─── WORKING DATA ───
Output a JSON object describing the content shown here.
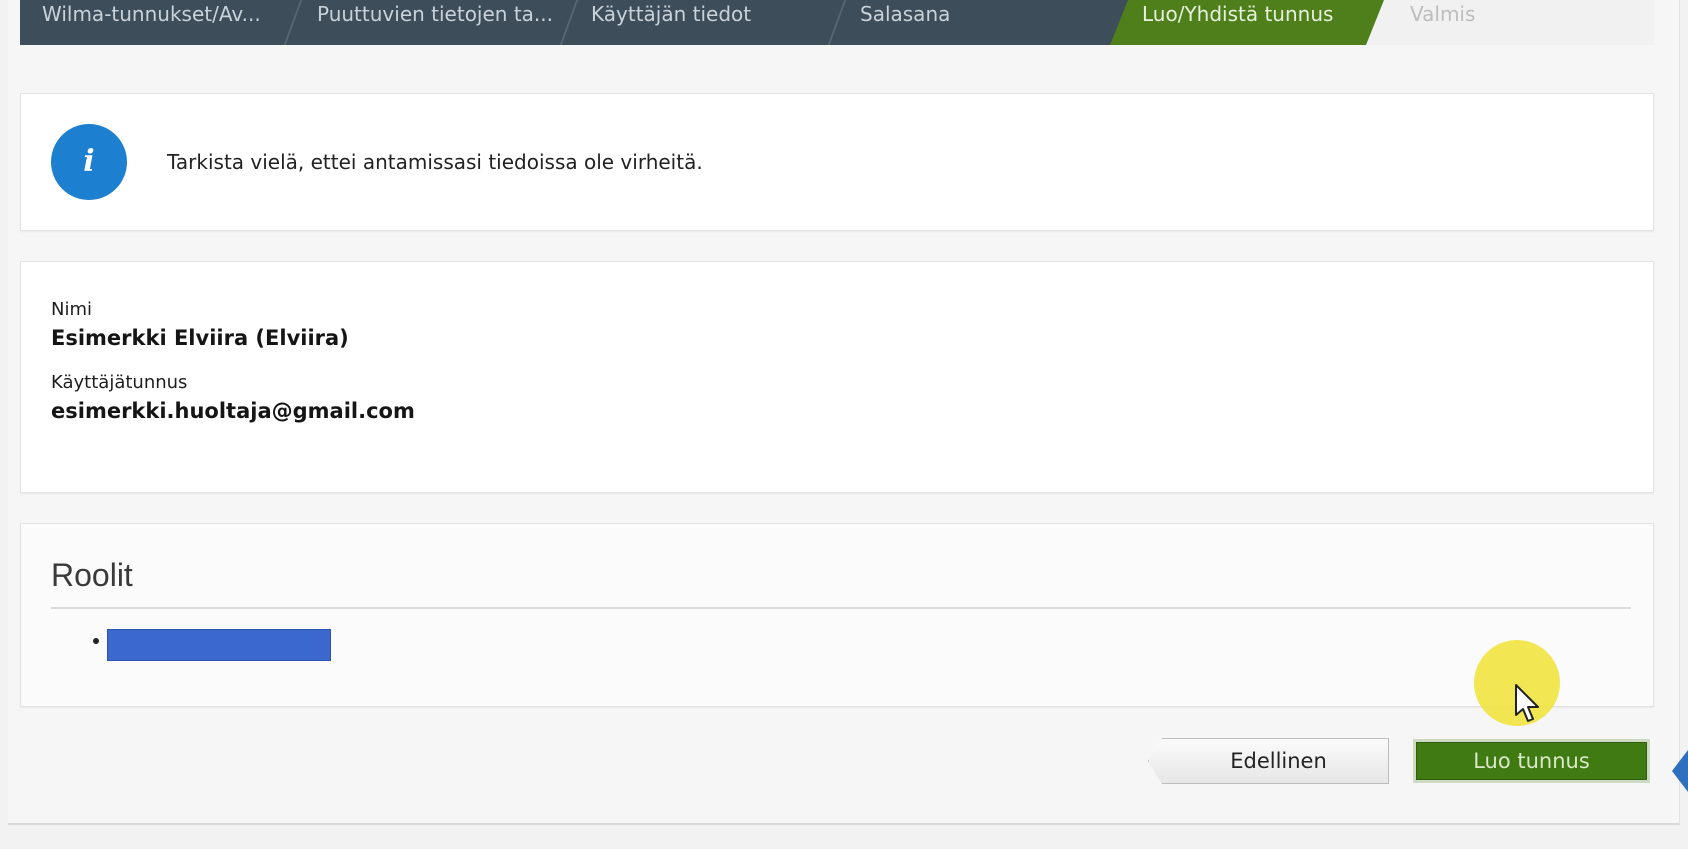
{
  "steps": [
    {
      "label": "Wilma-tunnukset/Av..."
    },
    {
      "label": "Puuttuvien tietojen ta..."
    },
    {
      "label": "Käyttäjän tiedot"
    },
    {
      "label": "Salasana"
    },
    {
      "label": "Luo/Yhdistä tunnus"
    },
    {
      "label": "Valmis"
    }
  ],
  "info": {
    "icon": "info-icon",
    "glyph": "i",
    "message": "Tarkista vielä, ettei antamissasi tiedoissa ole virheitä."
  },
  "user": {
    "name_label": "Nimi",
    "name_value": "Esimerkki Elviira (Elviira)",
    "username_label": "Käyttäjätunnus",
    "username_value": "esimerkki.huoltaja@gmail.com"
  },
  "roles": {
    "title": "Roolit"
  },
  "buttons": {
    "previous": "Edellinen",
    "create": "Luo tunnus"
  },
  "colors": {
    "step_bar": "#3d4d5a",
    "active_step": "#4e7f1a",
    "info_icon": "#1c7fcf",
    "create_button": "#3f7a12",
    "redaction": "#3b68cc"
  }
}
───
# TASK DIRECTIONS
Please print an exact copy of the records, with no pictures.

# WRITTEN RESPONSE
Output a JSON object describing the content shown here.
{
  "steps": [
    {
      "label": "Wilma-tunnukset/Av..."
    },
    {
      "label": "Puuttuvien tietojen ta..."
    },
    {
      "label": "Käyttäjän tiedot"
    },
    {
      "label": "Salasana"
    },
    {
      "label": "Luo/Yhdistä tunnus"
    },
    {
      "label": "Valmis"
    }
  ],
  "info": {
    "icon": "info-icon",
    "glyph": "i",
    "message": "Tarkista vielä, ettei antamissasi tiedoissa ole virheitä."
  },
  "user": {
    "name_label": "Nimi",
    "name_value": "Esimerkki Elviira (Elviira)",
    "username_label": "Käyttäjätunnus",
    "username_value": "esimerkki.huoltaja@gmail.com"
  },
  "roles": {
    "title": "Roolit"
  },
  "buttons": {
    "previous": "Edellinen",
    "create": "Luo tunnus"
  },
  "colors": {
    "step_bar": "#3d4d5a",
    "active_step": "#4e7f1a",
    "info_icon": "#1c7fcf",
    "create_button": "#3f7a12",
    "redaction": "#3b68cc"
  }
}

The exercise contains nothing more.